Task item |
Check each line of the data for "artifactId", then give the number of lines that have it, without any other words.

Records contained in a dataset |
################
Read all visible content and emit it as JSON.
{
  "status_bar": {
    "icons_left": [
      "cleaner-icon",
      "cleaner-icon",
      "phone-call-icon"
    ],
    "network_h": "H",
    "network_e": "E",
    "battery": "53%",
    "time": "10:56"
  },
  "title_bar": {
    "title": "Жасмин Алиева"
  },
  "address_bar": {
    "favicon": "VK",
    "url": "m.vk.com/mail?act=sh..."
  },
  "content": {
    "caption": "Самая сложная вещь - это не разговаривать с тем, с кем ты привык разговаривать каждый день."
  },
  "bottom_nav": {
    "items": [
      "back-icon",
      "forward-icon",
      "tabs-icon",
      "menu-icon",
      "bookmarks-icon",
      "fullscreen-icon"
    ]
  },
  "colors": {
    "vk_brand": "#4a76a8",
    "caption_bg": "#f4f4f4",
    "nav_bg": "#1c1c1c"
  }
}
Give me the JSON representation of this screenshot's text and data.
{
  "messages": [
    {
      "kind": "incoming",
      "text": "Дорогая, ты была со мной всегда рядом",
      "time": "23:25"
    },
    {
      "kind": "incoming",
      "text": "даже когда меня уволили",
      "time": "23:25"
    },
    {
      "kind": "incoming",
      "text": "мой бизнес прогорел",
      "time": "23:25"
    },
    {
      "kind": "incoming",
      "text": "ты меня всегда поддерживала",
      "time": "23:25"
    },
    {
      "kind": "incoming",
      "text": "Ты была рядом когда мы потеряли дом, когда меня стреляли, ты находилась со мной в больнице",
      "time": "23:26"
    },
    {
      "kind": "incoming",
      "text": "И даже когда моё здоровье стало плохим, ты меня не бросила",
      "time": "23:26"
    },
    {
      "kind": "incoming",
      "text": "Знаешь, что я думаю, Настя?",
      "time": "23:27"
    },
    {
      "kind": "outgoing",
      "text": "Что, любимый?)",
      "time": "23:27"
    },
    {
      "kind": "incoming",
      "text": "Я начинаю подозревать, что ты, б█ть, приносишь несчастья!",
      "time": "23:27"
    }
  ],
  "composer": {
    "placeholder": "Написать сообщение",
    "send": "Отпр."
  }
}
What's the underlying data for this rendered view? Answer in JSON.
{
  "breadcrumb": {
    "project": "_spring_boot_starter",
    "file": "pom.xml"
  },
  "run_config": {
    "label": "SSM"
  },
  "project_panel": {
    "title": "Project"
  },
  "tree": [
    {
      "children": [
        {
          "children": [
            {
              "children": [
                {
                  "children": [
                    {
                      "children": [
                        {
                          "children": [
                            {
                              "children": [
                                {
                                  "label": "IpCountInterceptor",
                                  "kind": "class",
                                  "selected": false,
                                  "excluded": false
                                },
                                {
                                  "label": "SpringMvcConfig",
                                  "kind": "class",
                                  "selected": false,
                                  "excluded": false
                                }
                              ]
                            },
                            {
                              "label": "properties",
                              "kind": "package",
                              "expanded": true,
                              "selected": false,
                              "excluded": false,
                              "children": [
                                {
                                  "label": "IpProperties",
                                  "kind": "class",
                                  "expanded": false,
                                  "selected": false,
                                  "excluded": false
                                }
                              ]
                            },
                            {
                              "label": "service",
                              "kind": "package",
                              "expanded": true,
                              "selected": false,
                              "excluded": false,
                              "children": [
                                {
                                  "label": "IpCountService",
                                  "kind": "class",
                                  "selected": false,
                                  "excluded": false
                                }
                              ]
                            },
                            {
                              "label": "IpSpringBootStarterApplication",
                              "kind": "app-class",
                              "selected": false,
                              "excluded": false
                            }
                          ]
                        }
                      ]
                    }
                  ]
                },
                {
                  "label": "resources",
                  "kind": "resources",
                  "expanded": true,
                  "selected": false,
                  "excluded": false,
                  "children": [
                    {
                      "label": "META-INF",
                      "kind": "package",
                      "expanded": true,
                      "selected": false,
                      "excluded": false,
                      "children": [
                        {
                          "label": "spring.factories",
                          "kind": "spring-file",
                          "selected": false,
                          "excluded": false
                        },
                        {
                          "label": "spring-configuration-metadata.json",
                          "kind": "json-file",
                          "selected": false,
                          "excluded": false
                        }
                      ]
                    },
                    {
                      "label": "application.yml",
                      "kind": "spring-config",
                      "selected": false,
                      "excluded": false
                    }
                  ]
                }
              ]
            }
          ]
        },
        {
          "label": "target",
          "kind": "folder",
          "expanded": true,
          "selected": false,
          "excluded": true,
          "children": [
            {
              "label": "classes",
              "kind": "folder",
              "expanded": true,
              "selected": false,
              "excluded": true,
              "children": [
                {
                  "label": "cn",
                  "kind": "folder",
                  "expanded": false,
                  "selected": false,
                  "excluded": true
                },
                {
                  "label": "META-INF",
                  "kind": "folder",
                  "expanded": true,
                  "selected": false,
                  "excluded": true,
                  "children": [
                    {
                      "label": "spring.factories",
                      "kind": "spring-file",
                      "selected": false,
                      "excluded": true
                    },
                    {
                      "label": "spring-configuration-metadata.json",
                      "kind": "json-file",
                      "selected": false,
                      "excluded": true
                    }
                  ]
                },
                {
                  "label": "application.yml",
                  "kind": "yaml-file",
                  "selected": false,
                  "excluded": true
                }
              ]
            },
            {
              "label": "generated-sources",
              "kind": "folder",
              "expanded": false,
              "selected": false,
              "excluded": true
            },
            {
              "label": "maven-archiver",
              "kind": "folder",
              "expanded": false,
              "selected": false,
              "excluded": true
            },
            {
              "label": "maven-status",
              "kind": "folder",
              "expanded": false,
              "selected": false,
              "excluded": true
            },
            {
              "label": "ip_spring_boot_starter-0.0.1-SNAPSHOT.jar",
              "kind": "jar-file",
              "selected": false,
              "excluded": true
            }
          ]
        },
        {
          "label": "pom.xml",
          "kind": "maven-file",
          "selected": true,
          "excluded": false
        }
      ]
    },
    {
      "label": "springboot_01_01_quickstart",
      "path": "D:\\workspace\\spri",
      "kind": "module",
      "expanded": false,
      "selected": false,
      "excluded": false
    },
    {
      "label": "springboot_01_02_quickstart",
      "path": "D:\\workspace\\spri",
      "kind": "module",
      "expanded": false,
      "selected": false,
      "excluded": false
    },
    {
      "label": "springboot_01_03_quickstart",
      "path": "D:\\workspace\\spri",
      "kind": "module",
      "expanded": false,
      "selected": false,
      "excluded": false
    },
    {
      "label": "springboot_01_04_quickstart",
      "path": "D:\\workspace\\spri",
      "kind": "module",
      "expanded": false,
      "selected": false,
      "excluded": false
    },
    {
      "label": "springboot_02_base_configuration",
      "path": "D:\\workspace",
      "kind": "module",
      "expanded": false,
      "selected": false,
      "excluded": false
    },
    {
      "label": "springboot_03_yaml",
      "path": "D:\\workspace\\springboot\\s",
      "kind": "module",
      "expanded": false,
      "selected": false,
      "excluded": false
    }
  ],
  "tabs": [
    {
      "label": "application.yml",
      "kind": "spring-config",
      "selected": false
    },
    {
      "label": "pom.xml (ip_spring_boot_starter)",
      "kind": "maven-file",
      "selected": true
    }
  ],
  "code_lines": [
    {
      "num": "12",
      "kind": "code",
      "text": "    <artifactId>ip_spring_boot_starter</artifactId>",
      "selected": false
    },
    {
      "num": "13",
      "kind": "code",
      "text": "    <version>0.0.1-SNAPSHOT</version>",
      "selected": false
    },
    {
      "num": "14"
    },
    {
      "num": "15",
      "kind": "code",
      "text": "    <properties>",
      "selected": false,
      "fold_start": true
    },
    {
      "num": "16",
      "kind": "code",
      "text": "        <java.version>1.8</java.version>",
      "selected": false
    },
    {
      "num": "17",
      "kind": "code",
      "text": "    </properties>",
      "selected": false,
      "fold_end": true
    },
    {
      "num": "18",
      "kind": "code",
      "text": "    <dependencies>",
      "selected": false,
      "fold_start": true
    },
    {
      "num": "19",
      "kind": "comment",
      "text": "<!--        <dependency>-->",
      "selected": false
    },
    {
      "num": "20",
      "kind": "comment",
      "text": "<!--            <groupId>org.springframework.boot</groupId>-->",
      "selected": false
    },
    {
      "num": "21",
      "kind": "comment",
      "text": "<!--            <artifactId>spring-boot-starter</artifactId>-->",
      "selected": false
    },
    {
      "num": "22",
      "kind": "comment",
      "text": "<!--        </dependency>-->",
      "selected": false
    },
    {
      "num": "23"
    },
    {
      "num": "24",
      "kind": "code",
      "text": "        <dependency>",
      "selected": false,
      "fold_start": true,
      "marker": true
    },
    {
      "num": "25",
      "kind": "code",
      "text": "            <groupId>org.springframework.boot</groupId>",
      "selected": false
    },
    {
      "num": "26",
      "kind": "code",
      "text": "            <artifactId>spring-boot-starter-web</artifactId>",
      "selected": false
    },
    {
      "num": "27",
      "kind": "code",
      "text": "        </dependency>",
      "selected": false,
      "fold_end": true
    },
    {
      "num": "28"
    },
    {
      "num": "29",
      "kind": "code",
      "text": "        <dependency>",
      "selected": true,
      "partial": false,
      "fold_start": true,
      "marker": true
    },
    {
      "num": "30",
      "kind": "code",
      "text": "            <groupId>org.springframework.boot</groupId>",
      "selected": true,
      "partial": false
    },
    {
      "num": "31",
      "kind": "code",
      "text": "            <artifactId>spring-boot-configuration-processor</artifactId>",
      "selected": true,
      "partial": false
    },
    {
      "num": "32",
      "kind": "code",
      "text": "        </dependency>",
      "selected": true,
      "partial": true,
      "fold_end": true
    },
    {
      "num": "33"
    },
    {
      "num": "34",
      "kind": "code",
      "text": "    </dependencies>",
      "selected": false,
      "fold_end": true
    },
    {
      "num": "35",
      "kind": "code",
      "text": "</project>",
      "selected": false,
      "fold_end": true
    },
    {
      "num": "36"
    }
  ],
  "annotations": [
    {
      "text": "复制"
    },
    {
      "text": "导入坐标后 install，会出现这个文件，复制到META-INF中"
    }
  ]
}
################
Task solution |
4